Molecular studies in Wilms’ tumor are often complicated by the lack of target cell lines for the analysis. However, these studies have provided important insights into the genetic architecture of the disease.
In addition to the RB1 (614041) tumor suppressor gene, four other genes have been linked to Wilms’ tumor oncogenesis. These are the H19 locus, E7-associated cell-surface antigen, REST, and DICER1.
The H19 locus, which is located at 11p, was found to be hypermethylated in 58% of expansions. Similarly, the E7-associated cell-surface antigen was associated with an association region on 11p13.
FBXW7, which codes for the substrate recognition component of the E3-ubiquitin ligase SCF complex, frequently mutates in many cancers. However, its mutations in Wilms’ tumors are not reported.
Another gene known to predispose to Wilms’ tumor is the DIS3L2 gene. In one family, a boy developed the condition following a de novo balanced translocation of the intron 6 of this gene.
In another study, the presence of two independent intragenic mutations within the WT1 gene was noted. This provided the first instance of two somatic alterations restricted to the WT1 gene. It also reaffirmed the authenticity of the zinc finger gene as a disease locus.
In addition to known gene mutations, somatic truncation of the WT1 protein is found in a small percentage of Wilms’ tumor patients. These truncations account for 5% of the total Wt1 protein in the tumor. In addition, stromal-predominant histology is more likely in tumors with truncated WT1 protein.
A third genetic feature of Wilms’ tumor is a loss of heterozygosity at the 11p13 region. Interestingly, this loss of heterozygosity was found in 67% of stromal-predominant tumors.
The loss of heterozygosity at the WT1 gene is associated with renal dysfunction. This gene is known to play a key role in urogenital development.
Getting an accurate diagnosis is very important when choosing treatment options for Wilms’ tumor. After a diagnosis, a child will receive treatment that is customized to his or her condition. This includes surgery and chemotherapy.
In addition to surgery, children may also undergo radiation therapy. During radiation therapy, high-energy X-rays are used to destroy cancer cells. This type of therapy is most commonly applied to the later stages of Wilms’ tumor.
There are several imaging tests that can detect and treat kidney tumors. Some of the tests include computerized tomography, magnetic resonance imaging, and ultrasound. These are used to find tumors and other abnormalities near the kidney.
In many cases, a biopsy is performed before or after treatment. The sample is then sent to the lab for examination. Then, further tests are used to stage cancer and assign a stage to the tumor. This helps doctors decide which treatment option is best.
Various factors can increase the risk of having a Wilms’ tumor. For instance, certain birth defects, genetic syndromes, and maternal exposure during pregnancy all contribute to the likelihood of a child developing the disease.

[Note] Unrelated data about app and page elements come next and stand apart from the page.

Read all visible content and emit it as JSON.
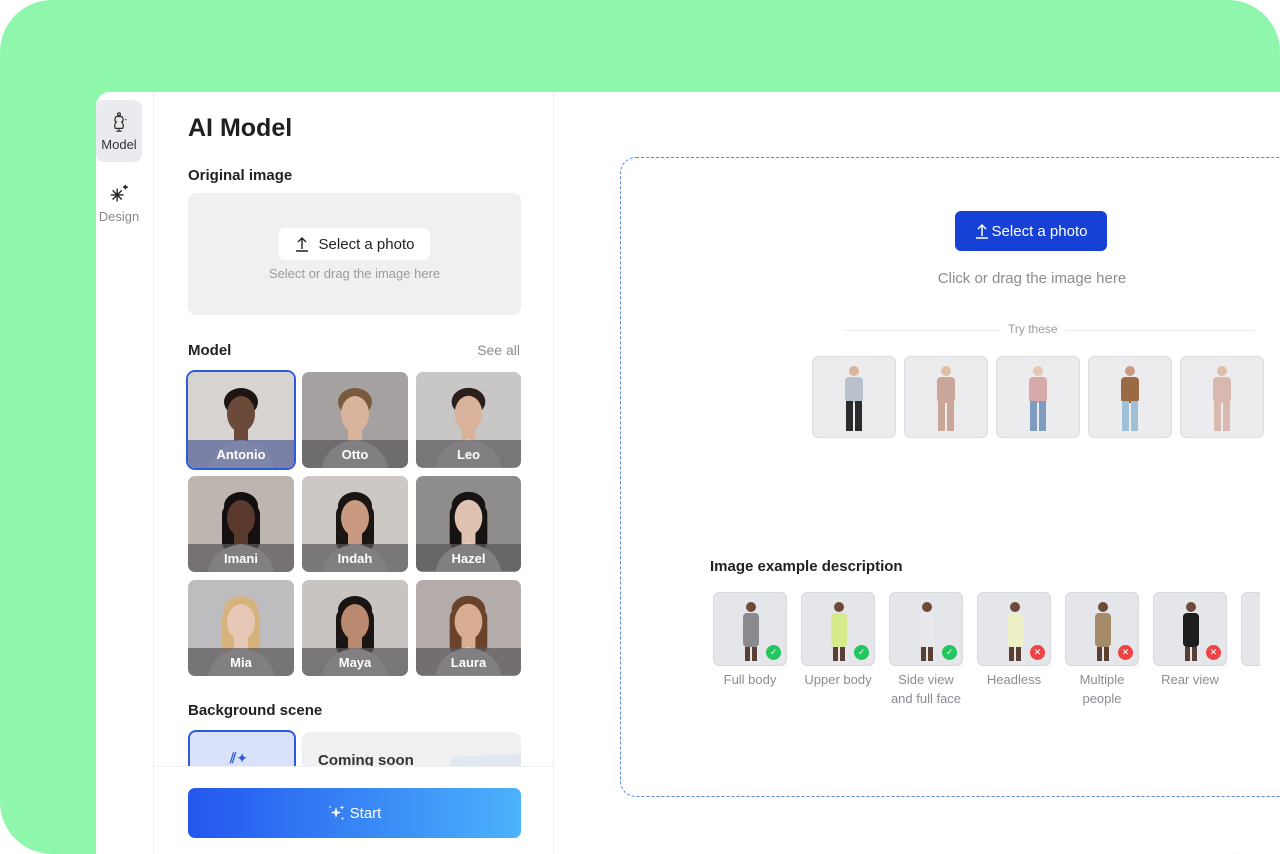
{
  "rail": {
    "items": [
      {
        "label": "Model",
        "icon": "dress-form-icon",
        "active": true
      },
      {
        "label": "Design",
        "icon": "magic-wand-sparkle-icon",
        "active": false
      }
    ]
  },
  "panel": {
    "title": "AI Model",
    "original_image": {
      "label": "Original image",
      "button": "Select a photo",
      "hint": "Select or drag the image here"
    },
    "model": {
      "label": "Model",
      "see_all": "See all",
      "selected": "Antonio",
      "items": [
        {
          "name": "Antonio",
          "skin": "#6b4a3a",
          "hair": "#1c1512",
          "bg": "#d6d3d1"
        },
        {
          "name": "Otto",
          "skin": "#d9b49c",
          "hair": "#7a5a3c",
          "bg": "#a6a2a1"
        },
        {
          "name": "Leo",
          "skin": "#d8b29a",
          "hair": "#2a1f1a",
          "bg": "#c9c7c6"
        },
        {
          "name": "Imani",
          "skin": "#5a3a2c",
          "hair": "#141010",
          "bg": "#bdb6b0"
        },
        {
          "name": "Indah",
          "skin": "#c99a80",
          "hair": "#1a1412",
          "bg": "#cdc8c3"
        },
        {
          "name": "Hazel",
          "skin": "#e0c2b2",
          "hair": "#171313",
          "bg": "#8f8d8c"
        },
        {
          "name": "Mia",
          "skin": "#e7c8b6",
          "hair": "#d6b27c",
          "bg": "#bdbdbf"
        },
        {
          "name": "Maya",
          "skin": "#b98a70",
          "hair": "#1a1412",
          "bg": "#c7c4c2"
        },
        {
          "name": "Laura",
          "skin": "#d9ad92",
          "hair": "#6a432c",
          "bg": "#b3acaa"
        }
      ]
    },
    "background_scene": {
      "label": "Background scene",
      "ai_option_icon": "ai-sparkle-icon",
      "coming_soon": "Coming soon"
    },
    "start_button": "Start"
  },
  "main": {
    "upload_button": "Select a photo",
    "hint": "Click or drag the image here",
    "try_these_label": "Try these",
    "try_items": [
      {
        "desc": "man grey sweater black pants",
        "top": "#b9c2cc",
        "bottom": "#2b2b2d",
        "skin": "#d9b49c"
      },
      {
        "desc": "woman pink shirt dress",
        "top": "#c9a59a",
        "bottom": "#c9a59a",
        "skin": "#e0bfa7"
      },
      {
        "desc": "woman pink top jeans",
        "top": "#d6a9ab",
        "bottom": "#7d9cc0",
        "skin": "#e6c6b2"
      },
      {
        "desc": "man brown coat jeans",
        "top": "#9a6a44",
        "bottom": "#9fc1d8",
        "skin": "#c99a80"
      },
      {
        "desc": "woman floral dress",
        "top": "#d9b8b0",
        "bottom": "#d9b8b0",
        "skin": "#e0bfa7"
      }
    ],
    "examples": {
      "title": "Image example description",
      "items": [
        {
          "label": "Full body",
          "ok": true,
          "color": "#8a8a8c"
        },
        {
          "label": "Upper body",
          "ok": true,
          "color": "#d6ec8c"
        },
        {
          "label": "Side view and full face",
          "ok": true,
          "color": "#e8e8ea"
        },
        {
          "label": "Headless",
          "ok": false,
          "color": "#eef0c8"
        },
        {
          "label": "Multiple people",
          "ok": false,
          "color": "#a58a6a"
        },
        {
          "label": "Rear view",
          "ok": false,
          "color": "#1e1e20"
        },
        {
          "label": "",
          "ok": false,
          "color": "#d6d8dc"
        }
      ],
      "ok_color": "#22c55e",
      "bad_color": "#ef4444"
    }
  },
  "colors": {
    "background": "#8ef7ab",
    "accent": "#1640d6",
    "selected_outline": "#2f5bd8"
  }
}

Other risks can include hemihypertrophy and aniridia. A family history of the disease is also a risk factor.
Survivorship depends on the stage of the disease, as well as the overall health of the child. Children with a Wilms’ tumor are usually cured if they are diagnosed early. However, survival rates may vary greatly from one child to another.

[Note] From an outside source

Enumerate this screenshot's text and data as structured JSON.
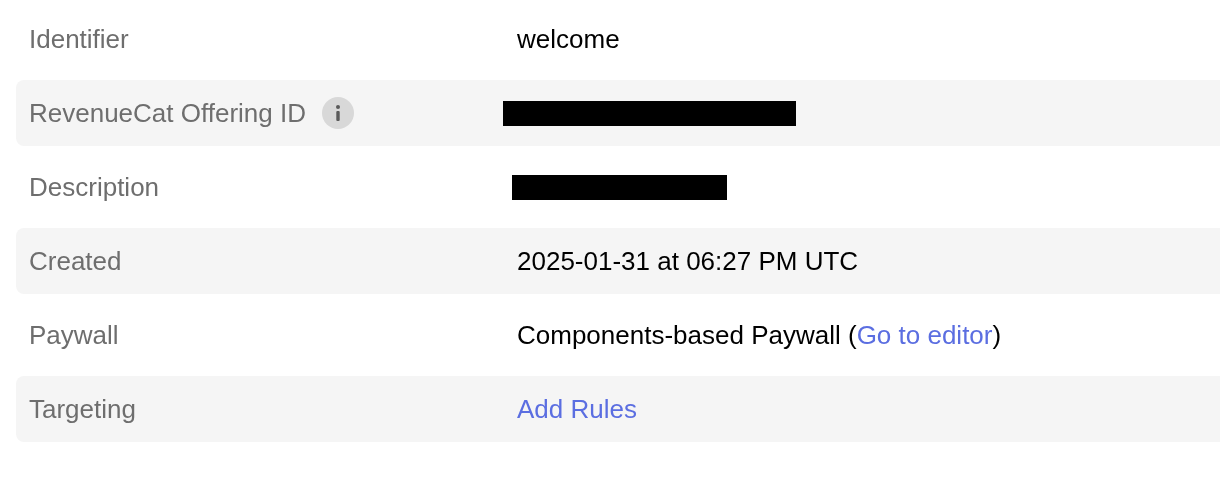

In some cases, a patient may need to undergo a stem cell transplant. A stem cell transplant is a procedure where the child’s own stem cells are transferred to the body to fight the disease. This is a risky procedure and can be difficult to perform.

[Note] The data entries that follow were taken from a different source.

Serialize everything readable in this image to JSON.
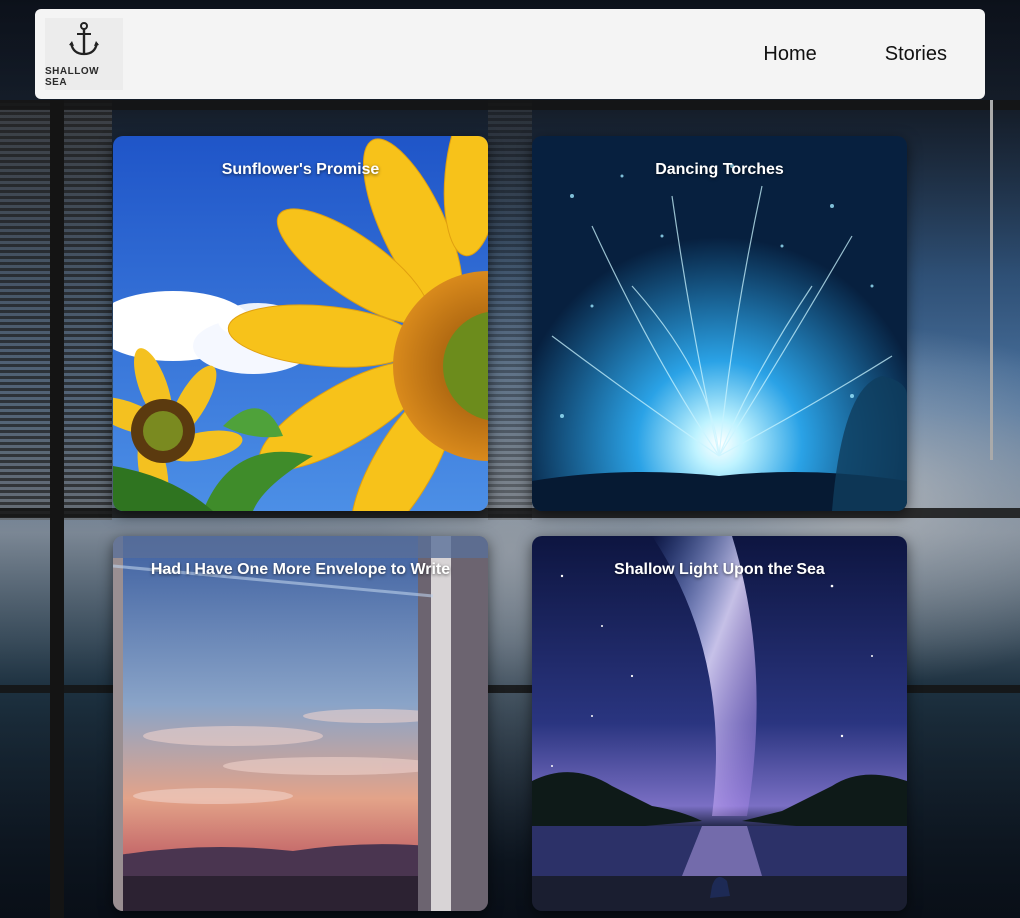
{
  "header": {
    "logo_text": "SHALLOW SEA",
    "logo_icon": "anchor-icon",
    "nav": [
      {
        "label": "Home"
      },
      {
        "label": "Stories"
      }
    ]
  },
  "stories": [
    {
      "title": "Sunflower's Promise"
    },
    {
      "title": "Dancing Torches"
    },
    {
      "title": "Had I Have One More Envelope to Write"
    },
    {
      "title": "Shallow Light Upon the Sea"
    }
  ]
}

Health A to Z. (n.d.). HSE.ie. https://www2.hse.ie/az/
U.S. National Library of Medicine. (n.d.). https://www.ncbi.nlm.nih.gov/
Directory Health Topics. (n.d.). https://www.healthline.com/directory/topics
Health A-Z. (2022, April 26). Verywell Health. https://www.verywellhealth.com/health-a-z-4014770
Harvard Health. (2015, November 17). Health A to Z. https://www.health.harvard.edu/health-a-to-z
Health Conditions A-Z Sitemap. (n.d.). EverydayHealth.com. https://www.everydayhealth.com/conditions/